If you want to learn more about how to combine metaphors and storytelling, there is no better way than to go on a Metafari!


Slow Food – Big Business

A couple of years ago, a friend gave me Carl Honore’s book “In Praise of Slow”. I haven’t taken the time (!) until now to read it, but I must say I like it a lot. He describes his conversion towards a more “slow” approach to life in various ways in a very down to earth and funny way going through topics like cities, food, sex, work, medicine and children. His own wakeup came when he realised that he was toying with the idea of buying a collection of “One-Minute Bedtime Stories” for his children at an airport.
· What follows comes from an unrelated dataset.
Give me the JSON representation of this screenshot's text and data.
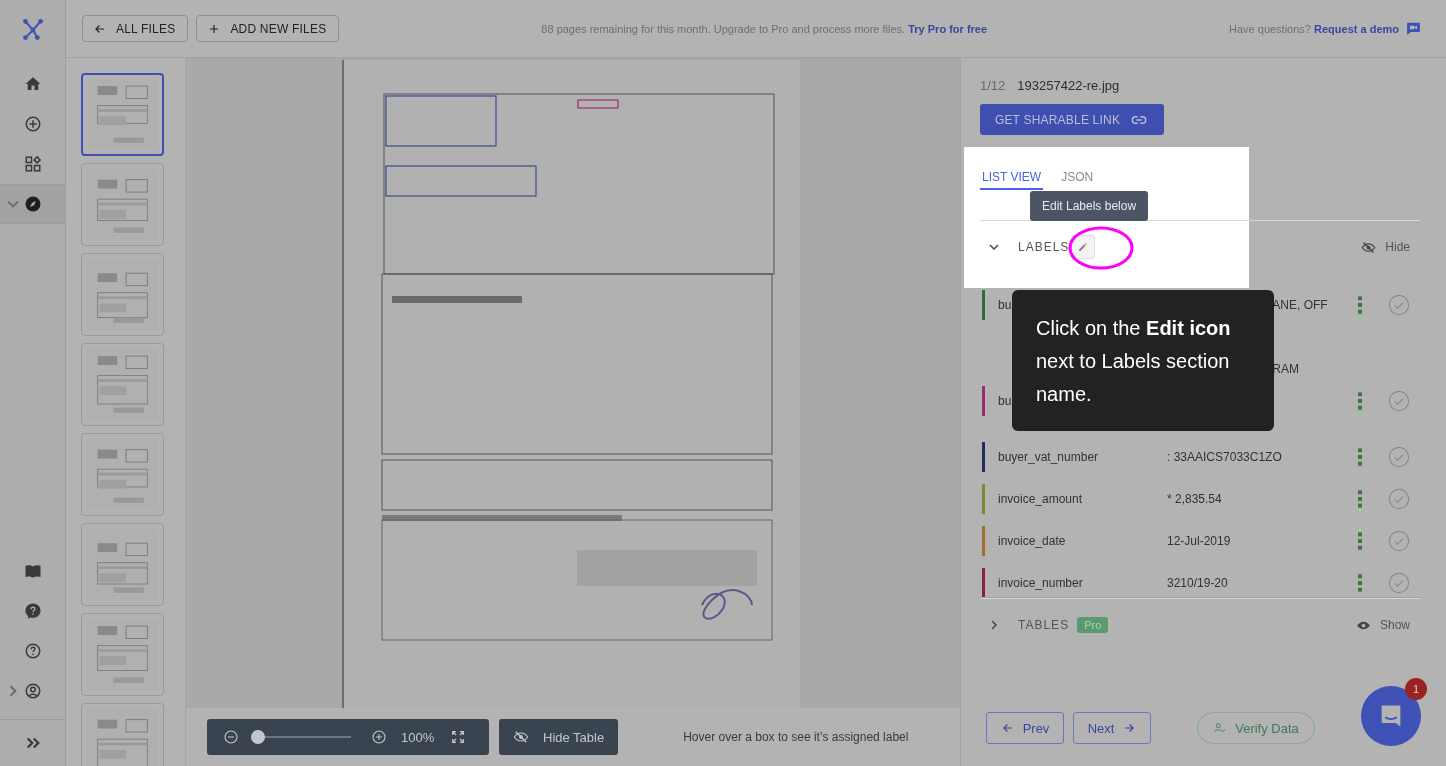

Already in 2003, USA Today stated that the slow movement meant big business. Lots of companies and cities have joined the slow movement since then. Of course, research has not been slow to pick up. For example, Dr Philip Howard at Michigan State University has investigated the consolidation of the organic industry and illustrated this in very telling graphics.

The Slow Food movement has also started to look into research and education, and founded in 2003 a University of Gastronomic Sciences. The Swedish equivalent I suppose would be the Department of Restaurant and Culinary Arts at Örebro University, in Grythyttan. They received funding from The Knowledge Foundation as part of their “Creative Industry” program.

In West Sweden we are also oriented towards slow food. The local chapter, Slow Food West, is collaborating with the great “Paradise Gardens” exhibition in Göteborg. Last week I had a healthy snack in Göteborg Botanical Garden, and we also had a big family lunch at my favorite garden, Gunnebo. The restaurant at Gunnebo is part of the consortium “Västsvensk Mersmak” guaranteeing the use of local and organic products and great care in both cooking and presentation.

However, the first city in Sweden to be accepted into the Citta Slow is Falköping. This small city in West Sweden has pledged to the Citta Slow philosophy, festina lente: to haste slowly, to seek the unique and special, to respect the small and local in a globalised world, and to seek sustainable solutions. It will be very interesting to see how they will integrate this into their action plans for regional development and how they relate it to the overall vision of the Västra Götaland Region: “The Good Life”.


Smoke in China

In China, not only the smoke from cars and factories seem to be a problem in relation to the Olympic Games. China has 350 million smokers, a third of the world's total, and a million Chinese a year die from tobacco. Although smoking in public places has been banned in Beijing before the Olympics, it is no wild guess that smoking will continue to be an issue.

The initiative from Michael Bloomberg and Bill Gates is therefore very welcome, launching a $500 million dollar call on governments to implement proven interventions to reduce tobacco use, save lives. They emphasize the use of the World Health Organization’s program MPOWER:

Monitor tobacco use and the policies to prevent it
Protect people from tobacco smoke
Offer people help to quit tobacco use
Warn about the dangers of tobacco
Enforce bans on tobacco advertising, promotion and sponsorship
Raise taxes on tobacco

They will support complementary efforts to reduce high rates of tobacco use in countries such as China and India, as well as to help prevent the tobacco epidemic from taking root in Africa.

Of course not everybody is happy with this development. Russian Pravda calls Bloomberg and Gates naïve. According to the Chinese Embassy in the US, China will ban all forms of tobacco promotion by January 2011. Since China is both the largest tobacco producer and consumer, this is an important and not uncontroversial step.

In Sweden around 1,3 million people in Sweden smoke, out of a 9 million population. About 6 500 individuals die every year because of smoking. That is more lives than taken by traffic accidents, hiv/aids, drugs and suicides together, according to Cancerfonden.

A really interesting website is The Tobacco Documents Online, where you can find the documents that the tobacco industry uses in trials in the USA. The website is a search engine, making search through various databases possible.

If you want to get a complementary view of China, watch the wonderful movie CJ7.